What you need to do: Where does the string "Login" appear? Copy every line of the entries below that holds it.

[Dataset items]
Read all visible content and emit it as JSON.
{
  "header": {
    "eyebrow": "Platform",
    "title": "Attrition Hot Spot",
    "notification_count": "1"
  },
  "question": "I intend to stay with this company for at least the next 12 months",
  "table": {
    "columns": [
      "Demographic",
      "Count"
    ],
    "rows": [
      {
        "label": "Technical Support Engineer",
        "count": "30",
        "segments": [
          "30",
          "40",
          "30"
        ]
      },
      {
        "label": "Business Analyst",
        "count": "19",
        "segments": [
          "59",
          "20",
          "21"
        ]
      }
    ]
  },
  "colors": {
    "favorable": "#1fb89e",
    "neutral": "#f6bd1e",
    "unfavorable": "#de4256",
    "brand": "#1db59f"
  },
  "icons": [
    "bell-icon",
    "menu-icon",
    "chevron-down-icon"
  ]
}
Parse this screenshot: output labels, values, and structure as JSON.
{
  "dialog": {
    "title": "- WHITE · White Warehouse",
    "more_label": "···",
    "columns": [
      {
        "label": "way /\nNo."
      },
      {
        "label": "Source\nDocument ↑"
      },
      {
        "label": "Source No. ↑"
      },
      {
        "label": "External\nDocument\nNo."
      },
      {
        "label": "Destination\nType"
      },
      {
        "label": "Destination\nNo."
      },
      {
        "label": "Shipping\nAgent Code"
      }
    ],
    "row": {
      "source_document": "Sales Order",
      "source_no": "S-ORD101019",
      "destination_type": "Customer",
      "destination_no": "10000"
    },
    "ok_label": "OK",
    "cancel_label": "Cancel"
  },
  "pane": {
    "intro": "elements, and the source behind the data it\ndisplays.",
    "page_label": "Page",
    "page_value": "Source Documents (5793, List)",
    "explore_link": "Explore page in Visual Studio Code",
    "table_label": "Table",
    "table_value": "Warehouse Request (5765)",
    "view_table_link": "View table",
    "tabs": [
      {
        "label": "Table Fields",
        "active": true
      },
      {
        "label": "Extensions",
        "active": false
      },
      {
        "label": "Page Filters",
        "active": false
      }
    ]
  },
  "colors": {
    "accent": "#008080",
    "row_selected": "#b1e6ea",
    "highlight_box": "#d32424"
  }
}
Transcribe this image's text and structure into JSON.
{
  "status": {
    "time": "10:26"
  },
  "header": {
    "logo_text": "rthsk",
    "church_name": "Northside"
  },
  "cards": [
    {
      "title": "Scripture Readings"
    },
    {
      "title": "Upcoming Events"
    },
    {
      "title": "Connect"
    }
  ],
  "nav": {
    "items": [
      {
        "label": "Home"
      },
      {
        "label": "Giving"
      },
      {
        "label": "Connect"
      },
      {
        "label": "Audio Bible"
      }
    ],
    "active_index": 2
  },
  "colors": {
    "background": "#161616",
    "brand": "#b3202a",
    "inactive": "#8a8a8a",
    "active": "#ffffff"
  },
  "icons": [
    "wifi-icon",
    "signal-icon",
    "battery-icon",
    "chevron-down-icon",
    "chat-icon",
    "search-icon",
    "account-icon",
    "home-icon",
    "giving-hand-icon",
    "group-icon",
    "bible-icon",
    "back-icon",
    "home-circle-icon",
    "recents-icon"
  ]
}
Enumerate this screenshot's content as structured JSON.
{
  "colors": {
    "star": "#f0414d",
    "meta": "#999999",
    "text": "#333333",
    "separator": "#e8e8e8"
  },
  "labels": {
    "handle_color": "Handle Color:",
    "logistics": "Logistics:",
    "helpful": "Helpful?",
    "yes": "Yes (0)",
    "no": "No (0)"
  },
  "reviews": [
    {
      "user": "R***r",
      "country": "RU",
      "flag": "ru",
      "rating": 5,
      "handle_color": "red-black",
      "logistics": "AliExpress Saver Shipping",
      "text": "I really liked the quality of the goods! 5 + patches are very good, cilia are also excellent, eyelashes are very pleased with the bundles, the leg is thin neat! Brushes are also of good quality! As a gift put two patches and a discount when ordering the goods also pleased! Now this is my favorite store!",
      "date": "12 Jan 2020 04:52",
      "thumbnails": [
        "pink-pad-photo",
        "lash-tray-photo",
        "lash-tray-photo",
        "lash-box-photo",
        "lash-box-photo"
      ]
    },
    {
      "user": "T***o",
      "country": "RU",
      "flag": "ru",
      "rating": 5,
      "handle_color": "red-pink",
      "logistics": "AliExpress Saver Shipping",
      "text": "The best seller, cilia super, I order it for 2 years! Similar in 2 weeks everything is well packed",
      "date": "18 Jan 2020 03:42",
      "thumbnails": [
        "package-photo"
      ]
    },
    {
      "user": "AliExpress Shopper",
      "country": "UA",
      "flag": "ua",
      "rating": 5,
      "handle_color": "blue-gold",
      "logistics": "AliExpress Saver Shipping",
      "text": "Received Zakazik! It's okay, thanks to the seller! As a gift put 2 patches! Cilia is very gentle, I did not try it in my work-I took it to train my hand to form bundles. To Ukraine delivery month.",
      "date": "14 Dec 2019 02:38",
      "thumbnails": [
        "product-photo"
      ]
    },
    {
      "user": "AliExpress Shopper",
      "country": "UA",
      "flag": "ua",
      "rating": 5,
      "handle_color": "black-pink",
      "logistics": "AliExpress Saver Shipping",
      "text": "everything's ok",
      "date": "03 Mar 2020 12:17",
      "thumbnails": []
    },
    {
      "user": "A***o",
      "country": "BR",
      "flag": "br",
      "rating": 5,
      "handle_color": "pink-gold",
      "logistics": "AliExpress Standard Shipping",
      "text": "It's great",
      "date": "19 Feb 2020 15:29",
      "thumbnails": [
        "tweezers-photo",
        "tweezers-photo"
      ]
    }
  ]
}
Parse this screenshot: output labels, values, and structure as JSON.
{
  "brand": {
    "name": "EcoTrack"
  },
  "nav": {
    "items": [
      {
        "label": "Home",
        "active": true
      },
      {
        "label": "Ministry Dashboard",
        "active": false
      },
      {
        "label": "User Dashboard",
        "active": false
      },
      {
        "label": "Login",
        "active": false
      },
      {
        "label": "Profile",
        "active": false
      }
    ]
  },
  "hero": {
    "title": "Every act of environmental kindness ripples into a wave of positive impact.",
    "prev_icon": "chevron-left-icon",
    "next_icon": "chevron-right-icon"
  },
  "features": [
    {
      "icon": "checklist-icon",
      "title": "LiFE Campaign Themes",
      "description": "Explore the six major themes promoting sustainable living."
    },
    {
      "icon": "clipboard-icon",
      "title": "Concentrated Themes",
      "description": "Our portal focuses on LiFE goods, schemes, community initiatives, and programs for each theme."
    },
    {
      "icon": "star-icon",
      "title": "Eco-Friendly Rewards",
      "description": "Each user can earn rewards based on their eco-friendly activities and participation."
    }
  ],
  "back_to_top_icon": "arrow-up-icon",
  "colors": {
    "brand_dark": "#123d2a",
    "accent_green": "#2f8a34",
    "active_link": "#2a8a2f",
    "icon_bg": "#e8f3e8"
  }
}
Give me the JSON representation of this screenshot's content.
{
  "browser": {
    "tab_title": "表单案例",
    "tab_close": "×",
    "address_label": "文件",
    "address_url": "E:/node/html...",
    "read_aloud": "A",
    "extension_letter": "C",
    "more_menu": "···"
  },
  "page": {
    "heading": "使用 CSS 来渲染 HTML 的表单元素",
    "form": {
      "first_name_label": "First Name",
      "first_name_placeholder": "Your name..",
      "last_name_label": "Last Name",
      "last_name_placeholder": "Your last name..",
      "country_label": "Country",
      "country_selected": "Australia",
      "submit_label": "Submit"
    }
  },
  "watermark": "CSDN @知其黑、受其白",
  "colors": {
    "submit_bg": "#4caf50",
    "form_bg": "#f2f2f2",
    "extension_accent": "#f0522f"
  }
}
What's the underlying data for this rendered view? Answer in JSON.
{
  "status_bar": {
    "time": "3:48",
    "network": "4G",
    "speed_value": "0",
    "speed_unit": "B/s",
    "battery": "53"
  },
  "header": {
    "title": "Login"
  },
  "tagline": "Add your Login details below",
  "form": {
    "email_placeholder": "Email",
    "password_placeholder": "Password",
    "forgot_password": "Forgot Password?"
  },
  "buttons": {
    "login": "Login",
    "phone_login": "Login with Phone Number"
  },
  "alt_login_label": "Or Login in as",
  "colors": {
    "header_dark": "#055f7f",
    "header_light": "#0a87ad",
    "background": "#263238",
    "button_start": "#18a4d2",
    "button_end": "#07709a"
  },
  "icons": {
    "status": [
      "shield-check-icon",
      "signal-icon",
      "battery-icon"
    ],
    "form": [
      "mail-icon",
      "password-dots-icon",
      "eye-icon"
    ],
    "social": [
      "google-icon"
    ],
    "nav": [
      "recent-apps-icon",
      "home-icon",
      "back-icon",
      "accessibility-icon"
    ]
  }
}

Written answer:
        "label": "Login",
    "title": "Login"
  "tagline": "Add your Login details below",
    "login": "Login",
    "phone_login": "Login with Phone Number"
  "alt_login_label": "Or Login in as",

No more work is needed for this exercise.